Yes and no. It's true that the basement and floors 1-3 were devoted to the store and its workrooms/offices. However, the 12th floor was never really part of the penthouse: it housed the building's administrative office, several other offices, and a kitchen. The only "guest bedroom" on the 12th floor was a tiny room next to the kitchen: Jimmy Oviatt, James Oviatt's son, slept there, as there weren't enough bedrooms in the penthouse above to house him.

The large 2nd-story windows facing Olive St. weren't used to model the clothes in natural daylight. Instead, the clothes were taken to a long, rectangular outdoor patio on the back left side of the building's 3rd floor. The patio is still there, but few people get to see it.

-- Marc Chevalier, producer of "The Oviatt Building" documentary DVD

Anonymous said...

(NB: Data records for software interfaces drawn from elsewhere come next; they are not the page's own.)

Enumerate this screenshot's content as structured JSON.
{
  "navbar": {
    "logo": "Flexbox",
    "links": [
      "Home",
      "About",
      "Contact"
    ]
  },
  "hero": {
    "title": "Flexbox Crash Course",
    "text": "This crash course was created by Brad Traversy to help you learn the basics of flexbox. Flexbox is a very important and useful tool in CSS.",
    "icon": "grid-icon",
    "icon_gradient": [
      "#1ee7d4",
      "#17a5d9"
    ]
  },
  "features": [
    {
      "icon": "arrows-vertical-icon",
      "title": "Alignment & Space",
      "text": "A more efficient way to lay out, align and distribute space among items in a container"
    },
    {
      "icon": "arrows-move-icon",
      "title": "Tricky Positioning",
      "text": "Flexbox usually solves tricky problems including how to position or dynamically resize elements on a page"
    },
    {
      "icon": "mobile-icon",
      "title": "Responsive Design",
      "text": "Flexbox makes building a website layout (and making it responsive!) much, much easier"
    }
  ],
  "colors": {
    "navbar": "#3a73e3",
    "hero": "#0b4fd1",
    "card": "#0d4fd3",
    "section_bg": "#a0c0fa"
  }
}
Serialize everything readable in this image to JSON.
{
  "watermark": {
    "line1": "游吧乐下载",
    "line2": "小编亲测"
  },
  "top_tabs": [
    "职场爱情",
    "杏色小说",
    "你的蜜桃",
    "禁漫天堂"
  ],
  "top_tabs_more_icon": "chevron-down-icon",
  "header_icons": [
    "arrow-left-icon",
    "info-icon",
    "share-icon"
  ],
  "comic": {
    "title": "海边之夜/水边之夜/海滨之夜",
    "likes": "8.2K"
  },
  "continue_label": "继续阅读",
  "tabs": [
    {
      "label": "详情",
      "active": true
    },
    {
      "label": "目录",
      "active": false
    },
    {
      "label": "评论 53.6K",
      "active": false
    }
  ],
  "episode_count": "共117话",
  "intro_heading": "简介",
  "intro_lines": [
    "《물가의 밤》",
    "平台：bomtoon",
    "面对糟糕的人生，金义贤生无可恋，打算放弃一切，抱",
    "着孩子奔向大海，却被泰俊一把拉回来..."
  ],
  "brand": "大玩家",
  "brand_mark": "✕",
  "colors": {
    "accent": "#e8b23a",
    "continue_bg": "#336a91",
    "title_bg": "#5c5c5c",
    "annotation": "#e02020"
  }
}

Thats sad you couldnt get in. As a kid i used to roam all over these place like the oviatt and the alexandria noone cared you just walked in and went up and walked around. The penthouse is cool. I always thought the arcade cieling was wierd were is it now I wonder. Alots missing from LA. I no longer feel the 1920s here anymore. The smell of jasmine the crickets and the old landscaping are gone. All that 1920s landscaping left untouched all those years gave old LA such a haunting feel what they did to echo park and MacArthur park is disgusting they were so authentic growing up and romantic.

~Cassie said...

I met Mark Chevalier over the weekend in the Oviatt, a wonderfully nice, very informative man. It was my pleasure. For anyone who comes across this, the Oviatt penthouse is not currently being run by the conservancy but by a private company called Truly Yours Catering. You may be able to arrange a tour by contacting them.

RaymondKevin said...

The link to is not working. Do you have info to a new link or another site where images of the original interior glass can be viewed?